◆ Exercise: Lines containing the word "rating" are the ones to copy from the records below.

◆ Data supplied:
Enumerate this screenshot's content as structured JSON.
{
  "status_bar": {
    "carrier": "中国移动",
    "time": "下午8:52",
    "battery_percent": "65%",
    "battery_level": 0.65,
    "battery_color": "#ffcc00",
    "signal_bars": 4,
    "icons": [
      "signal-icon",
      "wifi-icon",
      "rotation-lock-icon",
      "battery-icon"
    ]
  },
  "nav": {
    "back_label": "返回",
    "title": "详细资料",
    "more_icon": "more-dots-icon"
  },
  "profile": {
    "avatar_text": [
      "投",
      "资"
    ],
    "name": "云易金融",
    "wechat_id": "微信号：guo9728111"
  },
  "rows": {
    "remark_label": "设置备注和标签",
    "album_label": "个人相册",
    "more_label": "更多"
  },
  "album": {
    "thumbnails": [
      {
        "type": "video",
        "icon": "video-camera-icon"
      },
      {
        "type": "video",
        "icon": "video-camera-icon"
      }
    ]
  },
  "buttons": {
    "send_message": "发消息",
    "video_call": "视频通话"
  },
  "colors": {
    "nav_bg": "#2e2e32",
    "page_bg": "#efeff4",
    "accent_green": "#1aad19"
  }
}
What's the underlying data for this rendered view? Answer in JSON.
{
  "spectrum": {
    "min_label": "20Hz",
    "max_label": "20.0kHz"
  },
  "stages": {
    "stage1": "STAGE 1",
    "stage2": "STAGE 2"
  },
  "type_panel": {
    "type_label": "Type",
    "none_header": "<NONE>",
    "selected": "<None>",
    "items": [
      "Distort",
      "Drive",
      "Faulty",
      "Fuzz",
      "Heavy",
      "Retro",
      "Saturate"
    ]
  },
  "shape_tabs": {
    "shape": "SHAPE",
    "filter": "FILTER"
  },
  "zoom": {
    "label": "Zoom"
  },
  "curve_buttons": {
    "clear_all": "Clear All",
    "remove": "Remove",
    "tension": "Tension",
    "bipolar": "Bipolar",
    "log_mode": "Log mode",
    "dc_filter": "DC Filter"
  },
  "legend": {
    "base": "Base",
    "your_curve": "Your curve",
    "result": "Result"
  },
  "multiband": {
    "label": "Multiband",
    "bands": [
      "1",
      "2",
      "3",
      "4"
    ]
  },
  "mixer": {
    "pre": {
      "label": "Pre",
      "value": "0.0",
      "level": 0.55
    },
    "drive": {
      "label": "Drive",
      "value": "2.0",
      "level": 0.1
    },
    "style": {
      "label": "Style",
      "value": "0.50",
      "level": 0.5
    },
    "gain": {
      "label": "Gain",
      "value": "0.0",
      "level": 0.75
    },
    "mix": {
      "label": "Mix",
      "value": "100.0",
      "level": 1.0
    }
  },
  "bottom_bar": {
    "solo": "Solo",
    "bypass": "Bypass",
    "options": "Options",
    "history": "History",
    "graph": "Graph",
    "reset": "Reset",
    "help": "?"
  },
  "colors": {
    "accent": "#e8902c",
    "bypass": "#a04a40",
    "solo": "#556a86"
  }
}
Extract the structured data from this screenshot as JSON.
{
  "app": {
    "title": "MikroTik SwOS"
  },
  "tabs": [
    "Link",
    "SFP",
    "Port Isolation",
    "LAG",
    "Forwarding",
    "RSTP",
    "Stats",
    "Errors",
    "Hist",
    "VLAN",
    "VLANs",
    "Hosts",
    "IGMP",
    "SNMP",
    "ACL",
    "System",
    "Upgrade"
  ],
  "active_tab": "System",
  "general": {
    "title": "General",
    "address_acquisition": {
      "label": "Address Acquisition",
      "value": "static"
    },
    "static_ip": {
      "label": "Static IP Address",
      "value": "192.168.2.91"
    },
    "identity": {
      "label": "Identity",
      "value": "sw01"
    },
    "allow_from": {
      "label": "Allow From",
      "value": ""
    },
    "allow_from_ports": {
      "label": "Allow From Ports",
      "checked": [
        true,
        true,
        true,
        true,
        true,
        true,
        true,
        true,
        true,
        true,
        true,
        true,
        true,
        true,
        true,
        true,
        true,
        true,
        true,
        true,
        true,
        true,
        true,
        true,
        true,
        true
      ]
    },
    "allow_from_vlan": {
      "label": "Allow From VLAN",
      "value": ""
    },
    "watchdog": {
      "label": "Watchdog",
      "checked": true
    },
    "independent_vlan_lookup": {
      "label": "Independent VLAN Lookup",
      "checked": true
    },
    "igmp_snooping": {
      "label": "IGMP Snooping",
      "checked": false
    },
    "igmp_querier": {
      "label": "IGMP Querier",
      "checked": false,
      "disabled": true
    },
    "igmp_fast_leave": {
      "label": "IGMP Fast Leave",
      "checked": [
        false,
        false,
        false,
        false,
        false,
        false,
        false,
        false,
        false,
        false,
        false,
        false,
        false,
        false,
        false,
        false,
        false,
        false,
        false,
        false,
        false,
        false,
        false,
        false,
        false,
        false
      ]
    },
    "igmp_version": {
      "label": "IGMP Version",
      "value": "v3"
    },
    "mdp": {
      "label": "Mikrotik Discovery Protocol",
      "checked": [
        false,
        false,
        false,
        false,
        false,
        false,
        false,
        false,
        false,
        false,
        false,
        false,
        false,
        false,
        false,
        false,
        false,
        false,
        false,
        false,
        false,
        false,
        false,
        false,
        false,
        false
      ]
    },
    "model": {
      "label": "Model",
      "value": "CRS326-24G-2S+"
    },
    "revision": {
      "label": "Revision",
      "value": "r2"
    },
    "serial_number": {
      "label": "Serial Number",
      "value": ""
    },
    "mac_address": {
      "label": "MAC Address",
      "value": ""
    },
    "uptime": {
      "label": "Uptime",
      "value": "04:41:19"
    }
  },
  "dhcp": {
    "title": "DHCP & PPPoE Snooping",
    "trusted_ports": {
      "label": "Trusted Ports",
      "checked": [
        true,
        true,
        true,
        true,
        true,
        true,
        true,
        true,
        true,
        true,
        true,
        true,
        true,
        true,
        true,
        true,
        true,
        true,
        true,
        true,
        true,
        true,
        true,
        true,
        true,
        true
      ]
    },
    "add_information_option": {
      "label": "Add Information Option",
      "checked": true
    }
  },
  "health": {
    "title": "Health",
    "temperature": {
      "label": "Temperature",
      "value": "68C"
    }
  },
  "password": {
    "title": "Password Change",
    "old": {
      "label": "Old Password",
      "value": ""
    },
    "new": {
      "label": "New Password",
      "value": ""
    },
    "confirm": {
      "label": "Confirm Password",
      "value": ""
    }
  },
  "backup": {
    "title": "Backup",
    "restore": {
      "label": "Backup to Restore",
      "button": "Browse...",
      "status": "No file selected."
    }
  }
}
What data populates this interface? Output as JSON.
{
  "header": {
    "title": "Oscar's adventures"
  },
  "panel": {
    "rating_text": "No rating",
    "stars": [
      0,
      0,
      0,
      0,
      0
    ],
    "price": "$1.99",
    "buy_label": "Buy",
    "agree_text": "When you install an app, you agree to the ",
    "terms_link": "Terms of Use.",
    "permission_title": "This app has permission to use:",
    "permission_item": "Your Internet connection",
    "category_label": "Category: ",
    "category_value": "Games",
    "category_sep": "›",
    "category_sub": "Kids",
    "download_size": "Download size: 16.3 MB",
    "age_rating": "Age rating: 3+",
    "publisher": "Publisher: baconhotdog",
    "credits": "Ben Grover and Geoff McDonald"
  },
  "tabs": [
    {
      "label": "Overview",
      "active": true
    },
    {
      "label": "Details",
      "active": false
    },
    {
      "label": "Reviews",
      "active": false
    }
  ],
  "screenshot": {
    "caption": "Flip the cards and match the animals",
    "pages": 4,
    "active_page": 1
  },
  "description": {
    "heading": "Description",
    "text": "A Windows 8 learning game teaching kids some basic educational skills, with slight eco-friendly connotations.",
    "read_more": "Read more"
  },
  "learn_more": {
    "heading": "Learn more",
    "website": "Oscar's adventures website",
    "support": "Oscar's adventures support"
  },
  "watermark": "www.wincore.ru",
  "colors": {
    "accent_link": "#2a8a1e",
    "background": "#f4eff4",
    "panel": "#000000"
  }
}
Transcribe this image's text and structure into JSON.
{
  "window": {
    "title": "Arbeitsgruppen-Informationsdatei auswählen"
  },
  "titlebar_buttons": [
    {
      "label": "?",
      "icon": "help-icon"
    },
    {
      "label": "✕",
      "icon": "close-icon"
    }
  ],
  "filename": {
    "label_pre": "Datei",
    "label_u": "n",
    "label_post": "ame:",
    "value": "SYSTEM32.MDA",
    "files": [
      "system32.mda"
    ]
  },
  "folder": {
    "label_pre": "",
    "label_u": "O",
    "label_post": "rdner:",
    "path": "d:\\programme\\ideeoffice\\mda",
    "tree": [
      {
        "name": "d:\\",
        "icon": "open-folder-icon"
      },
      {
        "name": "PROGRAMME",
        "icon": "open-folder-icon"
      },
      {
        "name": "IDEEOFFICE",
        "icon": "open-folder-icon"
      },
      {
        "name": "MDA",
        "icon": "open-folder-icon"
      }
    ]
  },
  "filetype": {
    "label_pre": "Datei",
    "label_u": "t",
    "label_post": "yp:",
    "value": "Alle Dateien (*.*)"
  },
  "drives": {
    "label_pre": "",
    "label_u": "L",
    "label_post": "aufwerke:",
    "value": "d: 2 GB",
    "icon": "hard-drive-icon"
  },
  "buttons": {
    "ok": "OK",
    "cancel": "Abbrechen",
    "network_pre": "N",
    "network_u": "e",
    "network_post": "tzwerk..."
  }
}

◆ Response:
    "rating_text": "No rating",
    "age_rating": "Age rating: 3+",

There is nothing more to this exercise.